This study exacerbated Hennepin Healthcare’s ketamine problem. Ramping up dosings at the request of cops had already increased the number of life-threatening reactions to the drug. This incentive allowed this to carried over to day-to-day work, resulting in EMS personnel using ketamine whenever possible, even without verbal shoves from under-educated cops.
Body camera footage from one case showed a woman, after being Maced by police, asking for an asthma pump, the draft report said.
Instead, a paramedic gave her an injection of ketamine.
“If she was having an asthma attack, giving ketamine actually helps patients and we’re doing a study for agitation anyway so I had to give her ketamine,” the unnamed paramedic told a police officer, according to the report.
After receiving ketamine, the woman’s breathing stopped, and medical staff resuscitated her, according to the report.
Of course, there’s an explanation for all of this.

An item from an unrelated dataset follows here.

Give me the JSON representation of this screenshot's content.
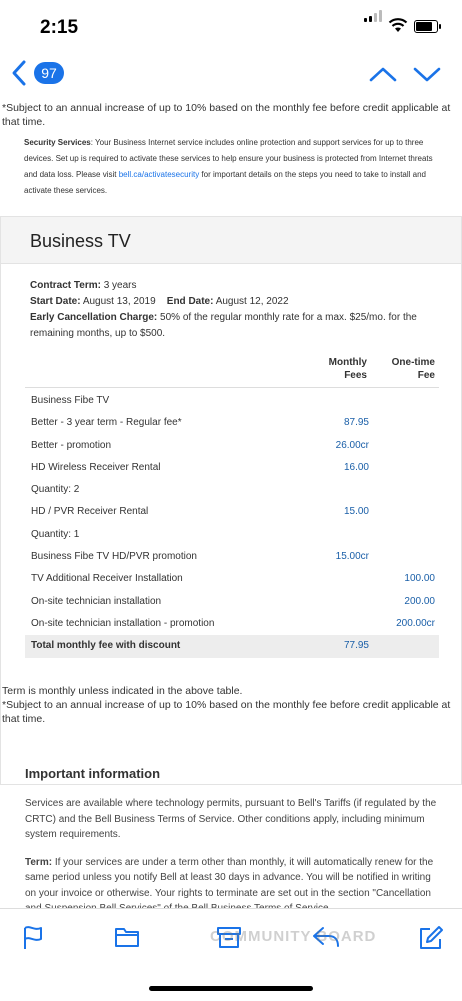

It comes courtesy of Hennepin Healthcare’s top official. And it sounds like something written by police officers, rather than an expert in the medical field.
Dr. William Heegaard, chief medical officer for Hennepin Healthcare, said ketamine can be a lifesaving tool when paramedics encounter people showing signs of “excited delirium,” a condition when severe agitation can lead to death.
When you’re fighting a losing battle against negative press, the worst thing you can do is name a condition that originated with the pseudoscience of 19th century insane asylums and was revived by the manufacturer of Tasers to help law enforcement agencies bullshit their way through court cases involving citizens tased to death by cops.
In the past, Taser has hosted seminars and sent out pamphlets on excited delirium to police and medical examiners’ groups across the country; sued medical examiners who listed their stun guns as a cause of death; and even gave law enforcement agencies a ready-made statement for when someone dies after police shock them with a stun gun: “We regret the unfortunate loss of life. There are many cases where excited delirium caused by various mental disorders or medical conditions, that may or may not include drug use, can lead to a fatal conclusion.”
Heegaard’s hospital and staff engage in highly-questionable behavior and he’s trying to pin it on a condition most of the medical community doesn’t recognize as an actual syndrome. This whole debacle shows just how far cops have strayed from the “serve and protect” ideal. This is all about making things as easy as possible for officers accompanying detainees to medical care facilities. They want them knocked out, even if it raises the risk of killing them.
It also shows how easy it is for abusive behavior to spread when it’s originating from law enforcement officers. Paramedics know better. They know they’re the first line of defense against further injury or trauma. And they’re willing to throw that all away just because a cop tells them to dope up compliant detainees.
On top of everything, there’s the skewed incentives of Hennepin Healthcare, which has found a way to gather subjects for studies by sedating them so heavily they can’t possibly object to anything. There should be a whole lot of people in both fields filing for unemployment. But that isn’t how thing work when cops are involved. New policies will be put in place and everyone who fucked citizens with unneeded ketamine injections will just go back to work with a mental note in place reminding them to be a bit more careful when abusing the public’s trust.